    I beg to differ. The Daily Mail were consistently producing articles that alleged a non-existent link between MMR vaccination and autism.

  7. dvnutrix said,

    Golly, the oppressed-by-the-weight-of-research-that-she-oddly-neglects-to-cite-Edna-Point sounds ‘mad as hell, and not gonna take it any more‘.

    It just goes to show you can’t be too careful.

  8. jdc325 said,

    dvnutrix – thanks for the comment. I read the David Mitchell article last night and I think it’s a brilliant idea.

  9. The Promotion of Counterknowledge « jdc325’s Weblog said,

    […] Daily Mail are a disgrace. You can read recent Daily Fail posts on this blog here, here, here and here. Not that I’m in any way […]

  10. Exclusive: The Daily Mail Causes Cancer « jdc325’s Weblog said,

    […] vaccine, and his subesquent complaints to the Mail and the PCC. Link. I wrote about their coverage here. This afternoon, I spotted a link on the Holford Watch miniblog to a new Daily Mail article […]

  11. West Los Angeles Chiropractor said,

    Finally someone who can write a good blog ! I loved your post and will be telling others about it. Subscribing to your RSS feed now. Thanks

  12. jdc325 said,

    Heh – you might like to try this post: A Beginner’s Guide To Chiropractic.

  13. Daily Mail on Vaccination: MMR, HPV, Swine Flu « Stuff And Nonsense said,

    […] there’s the HPV vaccine: myself and fellow blogger JQH wrote about a Mail article that we considered to be irresponsible. JQH wrote […]

  14. Daily Mail Science Correspondent on Vaccination « Stuff And Nonsense said,

    […] written by Rachel Porter, Paul Sims, and the anonymous (and ubiquitous) Daily Mail Reporter. (See here, here, here, and here for my thoughts on those articles.) The journalist in question is Fiona […]

Leave a Reply

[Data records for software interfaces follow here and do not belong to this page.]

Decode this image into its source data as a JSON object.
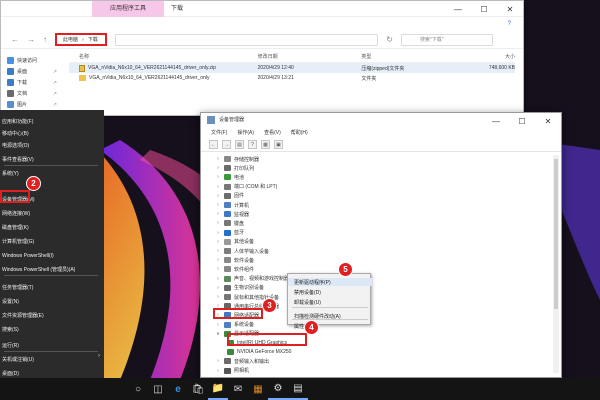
{
  "explorer": {
    "context_tab": "应用程序工具",
    "title": "下载",
    "address_segments": [
      "此电脑",
      "下载"
    ],
    "search_placeholder": "搜索\"下载\"",
    "columns": {
      "name": "名称",
      "date": "修改日期",
      "type": "类型",
      "size": "大小"
    },
    "sidebar": [
      {
        "label": "快速访问",
        "color": "#4a90e2"
      },
      {
        "label": "桌面",
        "color": "#3d7cc9"
      },
      {
        "label": "下载",
        "color": "#3d7cc9"
      },
      {
        "label": "文档",
        "color": "#6b6b6b"
      },
      {
        "label": "图片",
        "color": "#5a8fcf"
      },
      {
        "label": "视频",
        "color": "#5a8fcf"
      }
    ],
    "files": [
      {
        "name": "VGA_nVidia_N6x10_64_VER2621144145_driver_only.zip",
        "date": "2020/4/29 12:40",
        "type": "压缩(zipped)文件夹",
        "size": "748,600 KB",
        "icon": "zip",
        "selected": true
      },
      {
        "name": "VGA_nVidia_N6x10_64_VER2621144145_driver_only",
        "date": "2020/4/29 13:21",
        "type": "文件夹",
        "size": "",
        "icon": "folder",
        "selected": false
      }
    ]
  },
  "winx_menu": {
    "items": [
      "应用和功能(F)",
      "移动中心(B)",
      "电源选项(O)",
      "事件查看器(V)",
      "系统(Y)",
      "设备管理器(M)",
      "网络连接(W)",
      "磁盘管理(K)",
      "计算机管理(G)",
      "Windows PowerShell(I)",
      "Windows PowerShell (管理员)(A)",
      "任务管理器(T)",
      "设置(N)",
      "文件资源管理器(E)",
      "搜索(S)",
      "运行(R)",
      "关机或注销(U)",
      "桌面(D)"
    ]
  },
  "devmgr": {
    "title": "设备管理器",
    "menu": [
      "文件(F)",
      "操作(A)",
      "查看(V)",
      "帮助(H)"
    ],
    "tree": [
      {
        "label": "存储控制器",
        "expanded": false,
        "color": "#8a8a8a"
      },
      {
        "label": "打印队列",
        "expanded": false,
        "color": "#6c6c6c"
      },
      {
        "label": "电池",
        "expanded": false,
        "color": "#3a9a3a"
      },
      {
        "label": "端口 (COM 和 LPT)",
        "expanded": false,
        "color": "#777777"
      },
      {
        "label": "固件",
        "expanded": false,
        "color": "#6b6b6b"
      },
      {
        "label": "计算机",
        "expanded": false,
        "color": "#4d7fc2"
      },
      {
        "label": "监视器",
        "expanded": false,
        "color": "#3f79c5"
      },
      {
        "label": "键盘",
        "expanded": false,
        "color": "#777777"
      },
      {
        "label": "蓝牙",
        "expanded": false,
        "color": "#1f6fd1"
      },
      {
        "label": "其他设备",
        "expanded": false,
        "color": "#999999"
      },
      {
        "label": "人体学输入设备",
        "expanded": false,
        "color": "#7d7d7d"
      },
      {
        "label": "软件设备",
        "expanded": false,
        "color": "#888888"
      },
      {
        "label": "软件组件",
        "expanded": false,
        "color": "#888888"
      },
      {
        "label": "声音、视频和游戏控制器",
        "expanded": false,
        "color": "#5a8a5a"
      },
      {
        "label": "生物识别设备",
        "expanded": false,
        "color": "#6a6a6a"
      },
      {
        "label": "鼠标和其他指针设备",
        "expanded": false,
        "color": "#777777"
      },
      {
        "label": "通用串行总线控制器",
        "expanded": false,
        "color": "#666666"
      },
      {
        "label": "网络适配器",
        "expanded": false,
        "color": "#3f79c5"
      },
      {
        "label": "系统设备",
        "expanded": false,
        "color": "#4d7fc2"
      },
      {
        "label": "显示适配器",
        "expanded": true,
        "color": "#3a8a3a"
      },
      {
        "label": "Intel(R) UHD Graphics",
        "expanded": null,
        "child": true,
        "color": "#3a8a3a"
      },
      {
        "label": "NVIDIA GeForce MX250",
        "expanded": null,
        "child": true,
        "color": "#3a8a3a"
      },
      {
        "label": "音频输入和输出",
        "expanded": false,
        "color": "#6a6a6a"
      },
      {
        "label": "照相机",
        "expanded": false,
        "color": "#555555"
      }
    ]
  },
  "context_menu": {
    "items": [
      "更新驱动程序(P)",
      "禁用设备(D)",
      "卸载设备(U)",
      "扫描检测硬件改动(A)",
      "属性(R)"
    ]
  },
  "badges": [
    "2",
    "3",
    "4",
    "5"
  ],
  "taskbar": {
    "icons": [
      "start-icon",
      "search-icon",
      "task-view-icon",
      "edge-icon",
      "store-icon",
      "file-explorer-icon",
      "mail-icon",
      "app-icon",
      "settings-icon",
      "device-manager-icon"
    ]
  }
}
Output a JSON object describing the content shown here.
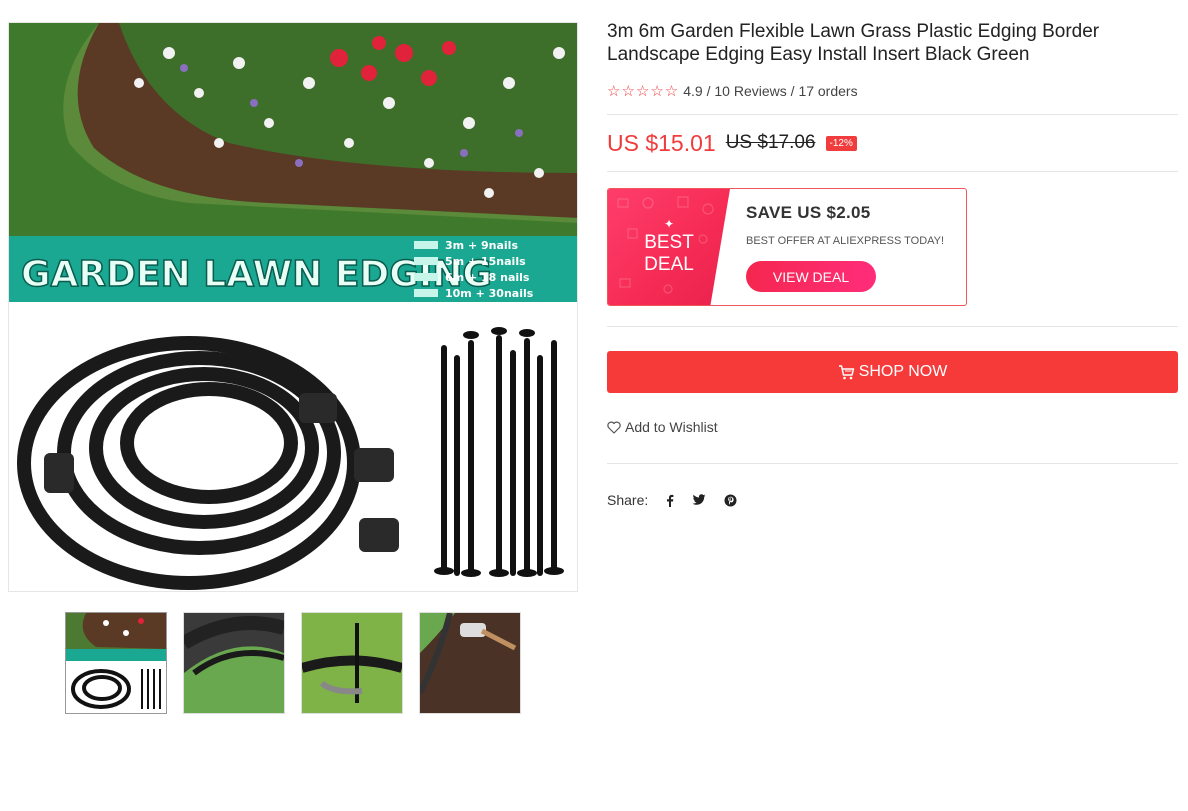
{
  "product": {
    "title": "3m 6m Garden Flexible Lawn Grass Plastic Edging Border Landscape Edging Easy Install Insert Black Green",
    "rating_value": "4.9",
    "rating_stars": "☆☆☆☆☆",
    "reviews": "10 Reviews",
    "orders": "17 orders",
    "price_now": "US $15.01",
    "price_old": "US $17.06",
    "discount": "-12%"
  },
  "deal": {
    "badge_line1": "BEST",
    "badge_line2": "DEAL",
    "save_text": "SAVE US $2.05",
    "note": "BEST OFFER AT ALIEXPRESS TODAY!",
    "button": "VIEW DEAL"
  },
  "actions": {
    "shop_now": "SHOP NOW",
    "wishlist": "Add to Wishlist",
    "share_label": "Share:",
    "share_icons": [
      "facebook-icon",
      "twitter-icon",
      "pinterest-icon"
    ]
  },
  "gallery": {
    "banner_text": "GARDEN LAWN EDGING",
    "options": [
      "3m + 9nails",
      "5m + 15nails",
      "6m + 18 nails",
      "10m + 30nails"
    ],
    "thumbs": [
      "thumb-product-banner",
      "thumb-edging-on-grass",
      "thumb-nail-in-grass",
      "thumb-hammer-install"
    ]
  },
  "colors": {
    "accent_red": "#f03c3c",
    "teal_banner": "#1aa892"
  }
}
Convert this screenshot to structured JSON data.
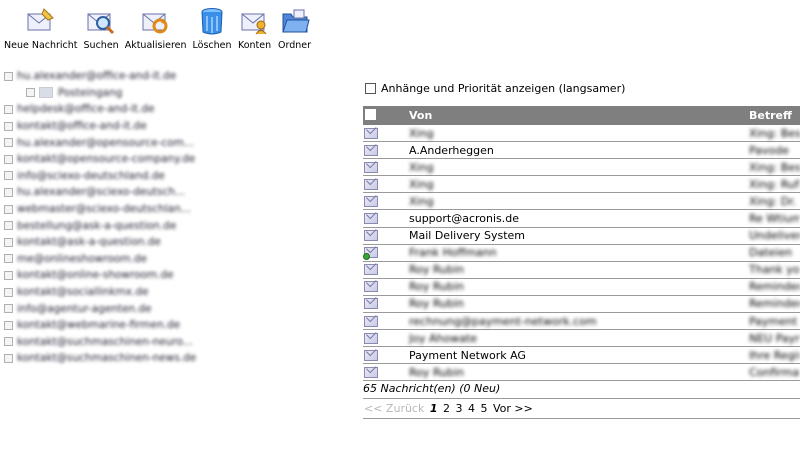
{
  "toolbar": {
    "buttons": [
      {
        "label": "Neue Nachricht",
        "icon": "new-message-icon"
      },
      {
        "label": "Suchen",
        "icon": "search-icon"
      },
      {
        "label": "Aktualisieren",
        "icon": "refresh-icon"
      },
      {
        "label": "Löschen",
        "icon": "trash-icon"
      },
      {
        "label": "Konten",
        "icon": "accounts-icon"
      },
      {
        "label": "Ordner",
        "icon": "folder-icon"
      }
    ]
  },
  "tree": {
    "items": [
      "hu.alexander@office-and-it.de",
      "Posteingang",
      "helpdesk@office-and-it.de",
      "kontakt@office-and-it.de",
      "hu.alexander@opensource-com...",
      "kontakt@opensource-company.de",
      "info@sciexo-deutschland.de",
      "hu.alexander@sciexo-deutsch...",
      "webmaster@sciexo-deutschlan...",
      "bestellung@ask-a-question.de",
      "kontakt@ask-a-question.de",
      "me@onlineshowroom.de",
      "kontakt@online-showroom.de",
      "kontakt@sociallinkmx.de",
      "info@agentur-agenten.de",
      "kontakt@webmarine-firmen.de",
      "kontakt@suchmaschinen-neuro...",
      "kontakt@suchmaschinen-news.de"
    ]
  },
  "options": {
    "show_attachments_label": "Anhänge und Priorität anzeigen (langsamer)"
  },
  "table": {
    "col_from": "Von",
    "col_subject": "Betreff",
    "rows": [
      {
        "from": "Xing",
        "subject": "Xing: Besu",
        "blur": true
      },
      {
        "from": "A.Anderheggen",
        "subject": "Pavode",
        "blur": false
      },
      {
        "from": "Xing",
        "subject": "Xing: Besu",
        "blur": true
      },
      {
        "from": "Xing",
        "subject": "Xing: Rufk",
        "blur": true
      },
      {
        "from": "Xing",
        "subject": "Xing: Dr. E",
        "blur": true
      },
      {
        "from": "support@acronis.de",
        "subject": "Re Wtium",
        "blur": false
      },
      {
        "from": "Mail Delivery System",
        "subject": "Undeliver",
        "blur": false
      },
      {
        "from": "Frank Hoffmann",
        "subject": "Dateien",
        "blur": true
      },
      {
        "from": "Roy Rubin",
        "subject": "Thank you",
        "blur": true
      },
      {
        "from": "Roy Rubin",
        "subject": "Reminder",
        "blur": true
      },
      {
        "from": "Roy Rubin",
        "subject": "Reminder",
        "blur": true
      },
      {
        "from": "rechnung@payment-network.com",
        "subject": "Payment",
        "blur": true
      },
      {
        "from": "Joy Ahowate",
        "subject": "NEU Payn",
        "blur": true
      },
      {
        "from": "Payment Network AG",
        "subject": "Ihre Regis",
        "blur": false
      },
      {
        "from": "Roy Rubin",
        "subject": "Confirmat",
        "blur": true
      }
    ]
  },
  "footer": {
    "count": "65 Nachricht(en)   (0 Neu)",
    "back": "<< Zurück",
    "pages": [
      "1",
      "2",
      "3",
      "4",
      "5"
    ],
    "next": "Vor >>"
  },
  "colors": {
    "header_bg": "#7f7f7f",
    "row_border": "#9a9a9a",
    "unread_dot": "#3aa53a"
  }
}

Fill in your details below or click an icon to log in:

WordPress.com Logo

You are commenting using your WordPress.com account. Log Out / Change )

Twitter picture

You are commenting using your Twitter account. Log Out / Change )

Facebook photo

You are commenting using your Facebook account. Log Out / Change )

Google+ photo

You are commenting using your Google+ account. Log Out / Change )

Connecting to %s

%d bloggers like this: